Sekulow mentioned a variety of Trump’s gripes with the FBI, some of which have been partly substantiated by investigations from the Justice Department’s inspector general. He mentioned “Crossfire Hurricane” ― the name of the 2016 FBI investigation into the Trump campaign that eventually morphed into the Mueller investigation ― and the FBI employees involved in the investigation who traded anti-Trump texts. He also mentioned problems with the FISA process that targeted former Trump campaign adviser Carter Page.
“You can’t view this case in a vacuum,” Sekulow said.
Trump has openly admitted that he wanted Ukrainian President Volodymyr Zelensky to announce “a major investigation into the Bidens.” Trump’s defense has characterized it as a general investigation of corruption that just happened to involve the Bidens.

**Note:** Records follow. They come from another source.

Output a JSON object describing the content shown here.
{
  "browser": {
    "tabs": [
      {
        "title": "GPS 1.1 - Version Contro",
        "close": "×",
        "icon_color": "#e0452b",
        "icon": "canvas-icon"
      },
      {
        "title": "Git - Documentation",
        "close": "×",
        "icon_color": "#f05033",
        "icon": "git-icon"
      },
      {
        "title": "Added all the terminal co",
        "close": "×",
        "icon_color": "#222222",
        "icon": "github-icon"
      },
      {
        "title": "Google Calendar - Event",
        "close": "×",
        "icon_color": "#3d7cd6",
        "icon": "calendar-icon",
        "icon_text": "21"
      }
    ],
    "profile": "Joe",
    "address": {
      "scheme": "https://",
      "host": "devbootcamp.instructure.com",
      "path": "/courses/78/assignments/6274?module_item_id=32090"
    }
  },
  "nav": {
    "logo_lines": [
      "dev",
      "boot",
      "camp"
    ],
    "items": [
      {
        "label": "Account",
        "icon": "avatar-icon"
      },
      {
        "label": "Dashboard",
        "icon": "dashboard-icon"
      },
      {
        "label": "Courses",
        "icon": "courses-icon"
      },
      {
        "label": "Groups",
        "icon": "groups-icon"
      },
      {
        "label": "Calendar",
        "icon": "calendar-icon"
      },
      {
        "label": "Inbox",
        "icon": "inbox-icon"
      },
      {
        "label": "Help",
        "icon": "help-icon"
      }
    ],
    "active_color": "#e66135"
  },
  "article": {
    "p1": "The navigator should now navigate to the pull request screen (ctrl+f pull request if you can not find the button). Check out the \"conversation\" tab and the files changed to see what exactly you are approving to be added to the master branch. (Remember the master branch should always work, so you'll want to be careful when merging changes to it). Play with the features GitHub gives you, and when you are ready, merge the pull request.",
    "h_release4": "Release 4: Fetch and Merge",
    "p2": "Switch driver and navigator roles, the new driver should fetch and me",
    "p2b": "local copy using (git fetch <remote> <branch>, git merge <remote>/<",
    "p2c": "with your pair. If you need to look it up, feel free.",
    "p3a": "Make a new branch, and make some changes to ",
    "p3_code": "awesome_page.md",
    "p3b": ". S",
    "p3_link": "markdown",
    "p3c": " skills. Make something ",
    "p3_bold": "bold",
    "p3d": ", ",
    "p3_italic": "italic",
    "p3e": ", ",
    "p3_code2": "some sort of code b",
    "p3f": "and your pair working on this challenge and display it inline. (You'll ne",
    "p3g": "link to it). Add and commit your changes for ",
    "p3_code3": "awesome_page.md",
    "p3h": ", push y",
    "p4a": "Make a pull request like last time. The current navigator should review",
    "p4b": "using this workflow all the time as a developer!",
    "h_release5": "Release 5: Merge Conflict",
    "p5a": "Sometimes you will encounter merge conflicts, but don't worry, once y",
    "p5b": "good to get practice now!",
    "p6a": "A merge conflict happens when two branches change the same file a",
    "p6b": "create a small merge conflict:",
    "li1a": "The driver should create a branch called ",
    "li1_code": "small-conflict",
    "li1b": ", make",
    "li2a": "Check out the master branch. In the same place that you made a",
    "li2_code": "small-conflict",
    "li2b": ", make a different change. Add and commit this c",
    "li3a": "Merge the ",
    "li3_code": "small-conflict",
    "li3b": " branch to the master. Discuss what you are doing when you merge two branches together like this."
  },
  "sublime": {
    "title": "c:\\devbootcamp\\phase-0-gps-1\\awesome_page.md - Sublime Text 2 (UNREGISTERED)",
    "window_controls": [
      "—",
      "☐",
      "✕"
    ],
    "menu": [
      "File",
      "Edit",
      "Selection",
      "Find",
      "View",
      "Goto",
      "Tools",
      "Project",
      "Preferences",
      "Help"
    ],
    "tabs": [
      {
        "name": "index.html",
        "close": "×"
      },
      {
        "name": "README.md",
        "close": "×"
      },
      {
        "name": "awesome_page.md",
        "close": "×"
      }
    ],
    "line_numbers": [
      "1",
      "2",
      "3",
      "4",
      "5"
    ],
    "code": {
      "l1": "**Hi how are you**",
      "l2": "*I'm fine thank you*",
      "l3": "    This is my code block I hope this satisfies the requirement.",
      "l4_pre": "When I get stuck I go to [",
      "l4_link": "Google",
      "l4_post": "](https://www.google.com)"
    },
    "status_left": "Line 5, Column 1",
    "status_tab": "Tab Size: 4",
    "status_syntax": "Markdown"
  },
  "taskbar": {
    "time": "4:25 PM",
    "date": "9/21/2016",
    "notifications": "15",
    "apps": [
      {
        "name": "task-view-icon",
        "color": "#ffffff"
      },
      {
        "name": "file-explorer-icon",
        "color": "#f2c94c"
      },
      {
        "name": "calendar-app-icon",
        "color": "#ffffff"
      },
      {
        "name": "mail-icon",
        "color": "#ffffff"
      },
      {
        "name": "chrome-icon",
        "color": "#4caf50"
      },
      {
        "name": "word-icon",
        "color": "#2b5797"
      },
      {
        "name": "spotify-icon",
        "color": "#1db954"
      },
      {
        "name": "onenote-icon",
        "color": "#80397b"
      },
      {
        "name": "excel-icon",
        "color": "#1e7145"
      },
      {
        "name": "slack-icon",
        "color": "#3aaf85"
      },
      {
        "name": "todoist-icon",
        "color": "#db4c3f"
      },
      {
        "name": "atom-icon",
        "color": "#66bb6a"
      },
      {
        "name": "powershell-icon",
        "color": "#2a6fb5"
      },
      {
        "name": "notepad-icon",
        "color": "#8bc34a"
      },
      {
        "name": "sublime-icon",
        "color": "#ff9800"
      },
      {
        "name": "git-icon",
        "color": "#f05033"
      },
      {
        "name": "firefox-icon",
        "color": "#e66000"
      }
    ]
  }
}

By recounting the president’s complaints about the intelligence community, his attorneys are suggesting he had good reason to go around the State Department and use his personal attorney, Rudy Giuliani, as his agent in Ukraine. The former acting ambassador to Ukraine testified that Trump used Giuliani to create a “highly irregular” diplomatic channel to Ukraine.
On Monday, Trump attorney Pam Bondi urged senators to consider why the president would want Ukraine to investigate Biden and his son Hunter. Bondi listed various instances of newspapers publishing stories about Hunter Biden’s questionable seat on the board of a notoriously corrupt Ukrainian energy company ― but she did not herself say that the Bidens had committed a crime.
“All we are saying is that there was a basis to talk about this, to raise this issue, and that is enough,” she said.
The biggest question about what happens next with the Senate trial is whether enough Republicans will join with Democrats in a coming vote on whether to subpoena witnesses ― with former national security adviser John Bolton’s name at the top of the list. Bolton has reportedly written a book manuscript that essentially confirms Democrats’ allegation that the president abused his power by withholding aid from Ukraine.
A vote could happen as early as Friday, after senators have had two days to question the House impeachment managers and Trump’s defense team.
Following Tuesday’s trial proceedings, Republican senators met behind closed doors to discuss the path forward. Members exiting the meeting, which ran over an hour, were unusually tight-lipped, but Sen. John Cornyn (R-Texas) told reporters afterward that “no final decision” on witnesses had been made.
In a legal analysis presented for Trump’s defense on Monday evening, criminal defense attorney Alan Dershowitz argued that “nothing in the Bolton revelations, even if true, would rise to the level of an abusive power or an impeachable offense.”
Sekulow ran with that argument on Tuesday morning, citing Dershowitz.
“You cannot turn conduct that is not impeachable into impeachable conduct simply by using words like ‘quid pro quo’ and ‘personal benefit,’” he said. Several Senate Republicans have said they agreed.
House impeachment manager Adam Schiff (D-Calif.) suggested the Dershowitz argument itself is sort of incriminating.
“There’s this subtext here, which is essentially the president’s defense team saying: Yes, he’s guilty, and we have to fall back on the fallback of all time, which is, ‘So what?’”